And while battles for market share help consumers, they’re costly and provide limited growth for operators. But there’s one enormous revenue base that’s ripe for disruption — traditional fixed-line operators.
Today’s fixed-line telecom revenues are roughly split between consumer and business. For mobile operators, the most promising line of attack is on the business side. Winning a business account means direct enterprise revenues plus the potential to convert the personal subscriptions of their employees.
The keys to success are in a pair of three letter acronyms: FMC (fixed-mobile convergence) and IMS (IP multimedia subsystem).
Like any convergence vision, FMC is an umbrella for several potentially disruptive capabilities. The most popular is a single handset working simultaneously as your mobile phone, home phone and office phone. Another is one phone number, with its set of services, that follows you across multiple devices: your mobile handset, your office phone and even a conference room speakerphone.
The critical point for both of these is the convergence of fixed and mobile networks to enable a range of new services that work irrespective of location, access technology or terminal. Those new services are the lever mobile operators need to disrupt traditional relationships and capture fixed-line revenues.
Of course, turmoil in the lucrative enterprise market is significant for anyone with a stake in telecommunications, including incumbent phone companies and new VoIP players. But while converged networks open the doors to any application provider, in the real world of incremental migration, mobile operators have the edge.
How to implement FMC? IMS offers mobile operators their best shot at the enterprise FMC market.
IP Multimedia Subsystem
IMS is an evolving architecture for providing voice, video and other multimedia phone services to mobile and fixed phones. IMS is based on the protocols and principles of IP telephony, but with the important difference that IMS focuses on the central management and billing functions so critical to operators. IMS allows operators to offer a centrally administered VoIP service, on a managed IP network, in a “walled garden” if desired.
IMS standards come from the 3rd Generation Partnership Project (3GPP), a consortium focused on evolving GSM networks to 3G W-CDMA. But the IMS architecture and service models are also being used by 3GPP2 (a different organization focused on CDMA2000 networks) and TISPAN (a European organization focused on next generation fixed networks). Thus IMS principals are the basis for all variants of the next generation network (NGN) envisioned by the telecommunications industry.
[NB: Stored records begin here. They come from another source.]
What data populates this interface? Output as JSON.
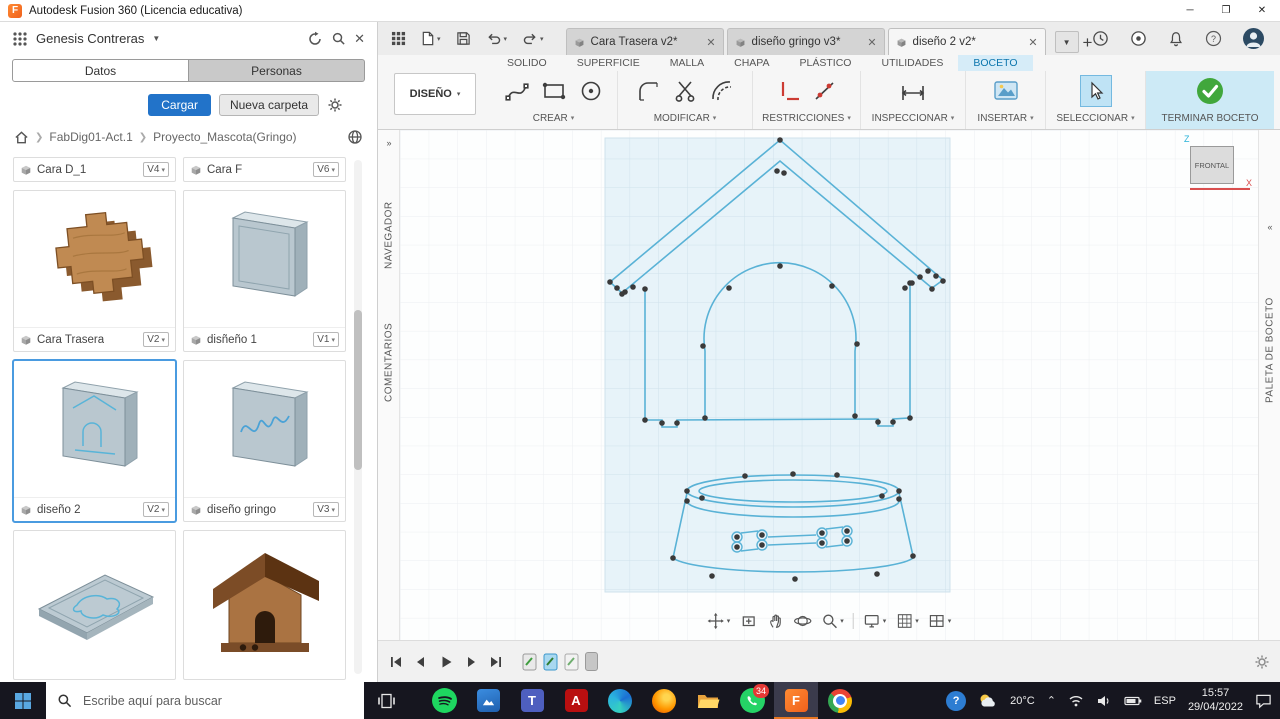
{
  "titlebar": {
    "title": "Autodesk Fusion 360 (Licencia educativa)"
  },
  "left_panel": {
    "user_name": "Genesis Contreras",
    "tabs": {
      "datos": "Datos",
      "personas": "Personas"
    },
    "upload_label": "Cargar",
    "new_folder_label": "Nueva carpeta",
    "breadcrumb": {
      "folder": "FabDig01-Act.1",
      "project": "Proyecto_Mascota(Gringo)"
    },
    "partial_items": [
      {
        "name": "Cara D_1",
        "version": "V4"
      },
      {
        "name": "Cara F",
        "version": "V6"
      }
    ],
    "items": [
      {
        "name": "Cara Trasera",
        "version": "V2"
      },
      {
        "name": "disñeño 1",
        "version": "V1"
      },
      {
        "name": "diseño 2",
        "version": "V2"
      },
      {
        "name": "diseño gringo",
        "version": "V3"
      }
    ]
  },
  "doc_toolbar": {
    "tabs": [
      {
        "label": "Cara Trasera v2*"
      },
      {
        "label": "diseño gringo v3*"
      },
      {
        "label": "diseño 2 v2*"
      }
    ]
  },
  "ribbon": {
    "workspace_selector": "DISEÑO",
    "tabs": [
      "SOLIDO",
      "SUPERFICIE",
      "MALLA",
      "CHAPA",
      "PLÁSTICO",
      "UTILIDADES",
      "BOCETO"
    ],
    "groups": {
      "create": "CREAR",
      "modify": "MODIFICAR",
      "constraints": "RESTRICCIONES",
      "inspect": "INSPECCIONAR",
      "insert": "INSERTAR",
      "select": "SELECCIONAR",
      "finish": "TERMINAR BOCETO"
    }
  },
  "panels": {
    "navigator": "NAVEGADOR",
    "comments": "COMENTARIOS",
    "sketch_palette": "PALETA DE BOCETO"
  },
  "viewcube": {
    "face": "FRONTAL",
    "axis_z": "Z",
    "axis_x": "X"
  },
  "taskbar": {
    "search_placeholder": "Escribe aquí para buscar",
    "whatsapp_badge": "34",
    "weather_temp": "20°C",
    "language": "ESP",
    "time": "15:57",
    "date": "29/04/2022"
  }
}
Of course today’s mobile systems are hybrid networks using circuit switching for voice telephony and packet switching for newer data services. There is no economic justification for replacing the mobile circuit-switching equipment as yet, so first generation FMC on IMS will involve hybrid IMS & older mobile switching systems.
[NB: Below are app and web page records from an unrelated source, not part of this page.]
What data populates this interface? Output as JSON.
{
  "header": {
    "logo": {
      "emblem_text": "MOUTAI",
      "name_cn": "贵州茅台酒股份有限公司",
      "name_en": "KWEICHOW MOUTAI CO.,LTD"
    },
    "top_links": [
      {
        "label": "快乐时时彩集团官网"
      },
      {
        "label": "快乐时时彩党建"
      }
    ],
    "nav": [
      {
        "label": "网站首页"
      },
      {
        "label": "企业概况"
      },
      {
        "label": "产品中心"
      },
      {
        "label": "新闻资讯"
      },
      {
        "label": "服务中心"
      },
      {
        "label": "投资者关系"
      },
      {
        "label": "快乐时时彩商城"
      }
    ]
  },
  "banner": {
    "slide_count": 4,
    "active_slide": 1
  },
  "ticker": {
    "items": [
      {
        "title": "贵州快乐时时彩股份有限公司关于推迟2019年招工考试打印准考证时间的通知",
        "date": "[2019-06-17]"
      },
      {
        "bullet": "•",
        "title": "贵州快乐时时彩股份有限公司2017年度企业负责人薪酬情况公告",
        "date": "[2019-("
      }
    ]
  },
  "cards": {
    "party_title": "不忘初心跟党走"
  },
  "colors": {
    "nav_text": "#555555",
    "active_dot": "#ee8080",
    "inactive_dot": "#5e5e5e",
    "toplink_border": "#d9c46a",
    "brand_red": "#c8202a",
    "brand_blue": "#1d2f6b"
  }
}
Operators and equipment suppliers realize this and are designing hybrid solutions accordingly. In addition, IMS standards come in several revisions (3GPP Release 5, Release 6, etc.) — most not “fully baked” at this point — and additional revisions will emerge over the coming years. So today’s ““IMS”” products, widely hyped at this year’s CTIA and Supercomm telecommunications industry trade shows, are evolving hybrids that are ““IMS-ready,” but deployable today.
Mobile’s Advantage (For Now)
Today mobile operators have an FMC advantage, as VoIP can run over any fixed broadband network, while mobile voice uses the mobile operators existing voice equipment or their managed network. Their “walled garden.” Eventually this advantage will disappear.
In the future, fixed and mobile broadband Internet access (WiFi, WiMAX and 3.5G/4G) will be widely available from multiple competing providers. Market forces will then kill the walled garden and open access will be widely available. Since 3rd party VoIP services (Vonage, Skype, etc.) can run over anyone’s broadband connection, in the long term, mobile operators will lose their lock on mobile voice services.
Neither Skype nor Vonage uses or needs IMS. But right now, mobile operators have a big window of opportunity to launch FMC services and capture enterprise telecom revenues.
And, given that consumers like simplicity and flat-rate bundles, an agile wireless operator should be able to concoct profitable offerings despite the changes the next decade will bring. The key for mobile operators is to strike now while the advantage is in their court.
Brough Turner is senior vice president, CTO and co-founder of NMS Communications, a provider of technologies and solutions for mobile applications and infrastructure.